Hamstel Infant School
Sometimes it can be hard for adults to see outdoors as an environment for learning because it is so alien from what we perceive in education to be a 'normal' setting for teaching and learning, but outdoor play is not just playtime it is a fundamental part of children's development.
So, if it doesn't look like indoors taken outside, then what might it look like?
You want to make use of any 'space' that you have, however small, so it is a good idea not to fill it with large or fixed structures that will limit the potential for play and exploration and also space for movement.
If you are going to introduce any fixed structures, try and keep them open ended like a mud kitchen or a den space. If you start to introduce a permanent 'train' or 'pirate ship' then these outdoor items will only ever be a 'train' or a 'pirate ship' for most children.
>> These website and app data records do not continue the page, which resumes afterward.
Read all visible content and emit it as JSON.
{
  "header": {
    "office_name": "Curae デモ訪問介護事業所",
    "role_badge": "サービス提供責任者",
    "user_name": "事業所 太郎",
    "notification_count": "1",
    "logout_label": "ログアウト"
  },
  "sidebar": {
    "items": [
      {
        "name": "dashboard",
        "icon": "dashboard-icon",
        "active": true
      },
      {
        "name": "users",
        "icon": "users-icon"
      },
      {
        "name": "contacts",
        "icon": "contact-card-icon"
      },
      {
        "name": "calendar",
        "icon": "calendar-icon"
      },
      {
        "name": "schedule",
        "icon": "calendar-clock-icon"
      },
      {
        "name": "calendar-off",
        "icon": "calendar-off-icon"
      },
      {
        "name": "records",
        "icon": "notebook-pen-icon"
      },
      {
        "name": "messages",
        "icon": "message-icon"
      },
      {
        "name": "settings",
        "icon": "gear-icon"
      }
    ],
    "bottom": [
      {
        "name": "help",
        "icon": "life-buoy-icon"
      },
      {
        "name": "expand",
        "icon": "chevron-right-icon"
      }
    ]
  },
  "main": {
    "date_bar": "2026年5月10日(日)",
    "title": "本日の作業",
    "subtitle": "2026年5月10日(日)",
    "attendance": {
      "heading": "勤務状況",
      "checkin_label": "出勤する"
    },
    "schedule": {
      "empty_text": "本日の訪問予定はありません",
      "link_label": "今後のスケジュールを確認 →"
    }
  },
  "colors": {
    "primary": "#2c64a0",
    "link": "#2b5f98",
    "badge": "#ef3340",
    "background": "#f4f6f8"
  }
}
Rather than enhance and develop their outdoor play, the over theming actually restricts it.
Lots of portable equipment like crates, boxes tubes and guttering are ideal because you can move them about as well as offering great opportunities for children to use all of their communication, problem solving and collaborative thinking skills to build and create.
Try and keep your Continuous Provision outdoors open ended and ambiguous. You can then enhance that with resources that follow childrens interests or ideas that you want to introduce to the children.
Look for resources that encourage engagement, talk and play.
Hazelwood Infant School
Revisit the old traditional games like Hop Scotch and ring games. Spend time teaching the children how to play so that they can use them in their own play as well as alongside an adult. All of the features that we want to encourage in our outdoor spaces are included in many of those 'old fashioned games'.
Consider the power of 'Super Hero Play' which is often perceived as being dark and dangerous. Actually, when encouraged and managed appropriately is actually the opposite and can be a very powerful teaching tool.
When we try and ban the making of weapons and guns, it actually makes them more attractive to some children because by outlawing them we have upped the level of 'thrill' in creating them. The fact of the matter is that they will do it anyway, but because they know they are not supposed to, the weapons they create are low level and basic.
When we embrace their high level of engagement and provide support and resources to facilitate their interest the weapons that they create become infinitely more complex and show a significantly higher level of thinking and creativity.
If we want our children to be self motivated educators, then we have to give them an environment to interest, puzzle and inspire them.
When you are considering the impact of your outdoors, stand back and watch what children (and adults) are doing in the spaces you have created.
Are the resources that you have provided really outdoor or are they just indoor taken out?
Sudley Infant School
When the children are engaged in their outdoor play, can you see challenge? Areas like the track are common for getting high levels of engagement but minimum levels of challenge and attainment. If your children really are whizzing round the track at 90 miles an hour on their three wheeled scooter then they are showing you that they have well and truly mastered that skill.
If that is the case, then you need to capitalise on the engagement but add some challenge either by enhancing the track or changing the wheeled toys.
Here at Hornbill, they added speed bumps, railway sleepers and a turning circle as well as different road textures to effect the movement of the wheeled toys.
I do appreciate that this is a BIG space, but the principle remains the same even on a small track.
I have really only just skimmed the surface of what outdoor play could and should be. There is no one blueprint for an 'good' outdoor space, because each one will be different. But no matter if yours is huge or tiny, concrete or grass, the fundamentals are the same.
Outdoors HAS to be Outdoors and NOT just indoors taken outside!